I have just eaten some of the tangy, beautifully red sweet chilli sauce we made at Christmas time from the luscious bunches of chillies growing in the poly tunnel. The colour and sweetness in stark contrast to the view outside the kitchen window.
I’m just back from a new- routine -drive to ‘my horse’ Coriander who lives a 10minute drive away. I have recently been asked to ride Coriander as Paul, her owner since she was a young two year old filly, has become too heavy for her now that Coriander is 17 years old. I didn’t want to ride today, it’s cold out there – 6 degrees Celsius with no promise of a visit from my ‘favourite friend’ here, the sun. I set out reluctantly with the end goal in mind as suggested, apparently, by that 7 -successful- habits -guy. I want to be able to ride Coriander on long out rides with horse fiend, I mean friend, during the long summer months, and Coriander – who hasn’t been ridden for nine months – needs to get fit enough and hopefully far less jumpy. At the moment every sudden movement, even by a tiny bird, causes her heart to leap into her mouth with very literal results. Just relieving a ride on her, during that half- awake -time early in the morning, causes my entire body to jerk an inch across the mattress.

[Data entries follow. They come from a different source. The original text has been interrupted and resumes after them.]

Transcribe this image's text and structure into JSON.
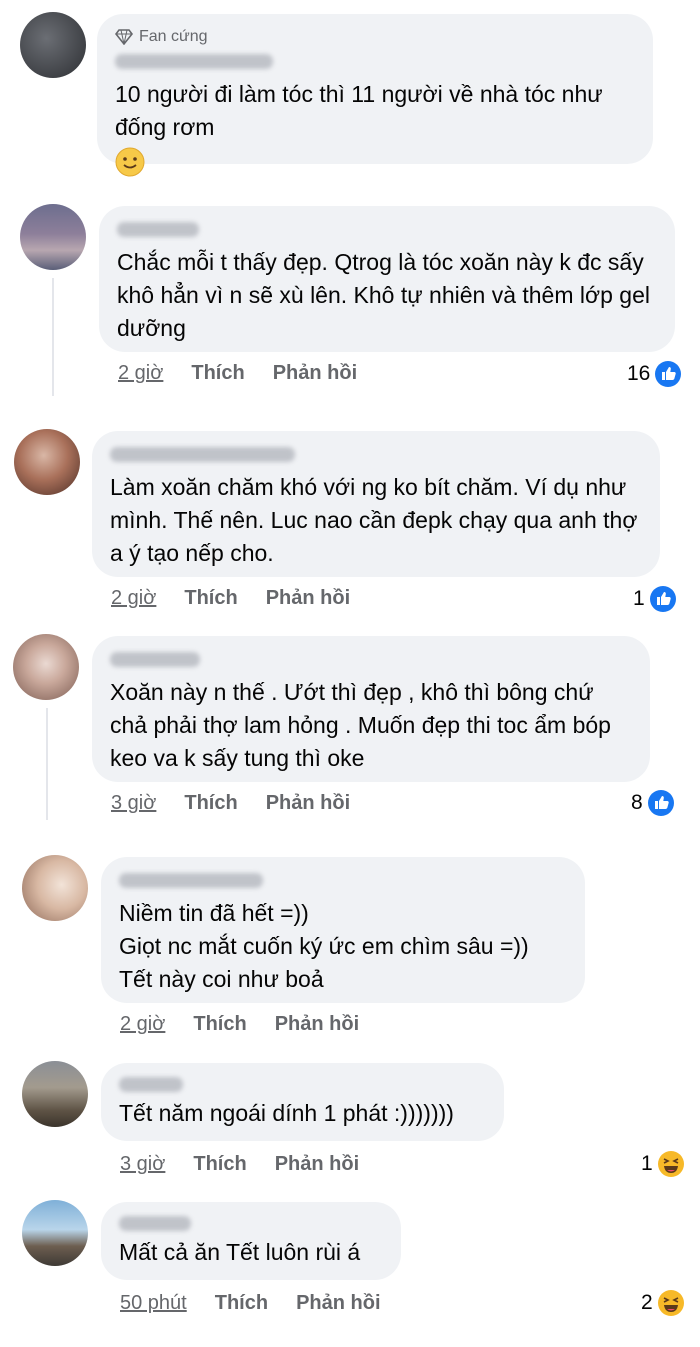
{
  "comments": [
    {
      "badge": "Fan cứng",
      "text": "10 người đi làm tóc thì 11 người về nhà tóc như đống rơm",
      "emoji": "slight-smile-emoji"
    },
    {
      "text": "Chắc mỗi t thấy đẹp. Qtrog là tóc xoăn này k đc sấy khô hẳn vì n sẽ xù lên. Khô tự nhiên và thêm lớp gel dưỡng",
      "time": "2 giờ",
      "like": "Thích",
      "reply": "Phản hồi",
      "reactions": "16",
      "reaction_type": "like"
    },
    {
      "text": "Làm xoăn chăm khó với ng ko bít chăm. Ví dụ như mình. Thế nên. Luc nao cần đepk chạy qua anh thợ a ý tạo nếp cho.",
      "time": "2 giờ",
      "like": "Thích",
      "reply": "Phản hồi",
      "reactions": "1",
      "reaction_type": "like"
    },
    {
      "text": "Xoăn này n thế . Ướt thì đẹp , khô thì bông chứ chả phải thợ lam hỏng . Muốn đẹp thi toc ẩm bóp keo va k sấy tung thì oke",
      "time": "3 giờ",
      "like": "Thích",
      "reply": "Phản hồi",
      "reactions": "8",
      "reaction_type": "like"
    },
    {
      "text": "Niềm tin đã hết =))\nGiọt nc mắt cuốn ký ức em chìm sâu =))\nTết này coi như boả",
      "time": "2 giờ",
      "like": "Thích",
      "reply": "Phản hồi"
    },
    {
      "text": "Tết năm ngoái dính 1 phát :)))))))",
      "time": "3 giờ",
      "like": "Thích",
      "reply": "Phản hồi",
      "reactions": "1",
      "reaction_type": "haha"
    },
    {
      "text": "Mất cả ăn Tết luôn rùi á",
      "time": "50 phút",
      "like": "Thích",
      "reply": "Phản hồi",
      "reactions": "2",
      "reaction_type": "haha"
    }
  ],
  "colors": {
    "bubble": "#f0f2f5",
    "like_blue": "#1877f2",
    "haha_yellow": "#f7b928",
    "muted": "#65676b"
  }
}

Today the leafless trees standing sentinel along aspects of this new- routine -drive looked grey and old, with tired brittle bones. Usually they seem mysterious and sensuously secretive, their grey intermittently turned silver by the alchemist sun. When massed together against a not too distant hill they call to me, and I know if I could morph into a giant and pass an outstretched hand gently over their spiky surface, I would find, gazing down into my upturned palm, fairy dust. But today instead of reverence a line from a poem trotted through my mind as gloom dominated the ambience. But I have just discovered, after doing a google search for a poem with the phrase ‘In the bleak midwinter’ that it is in fact a hymn, so reverence was there after all. >a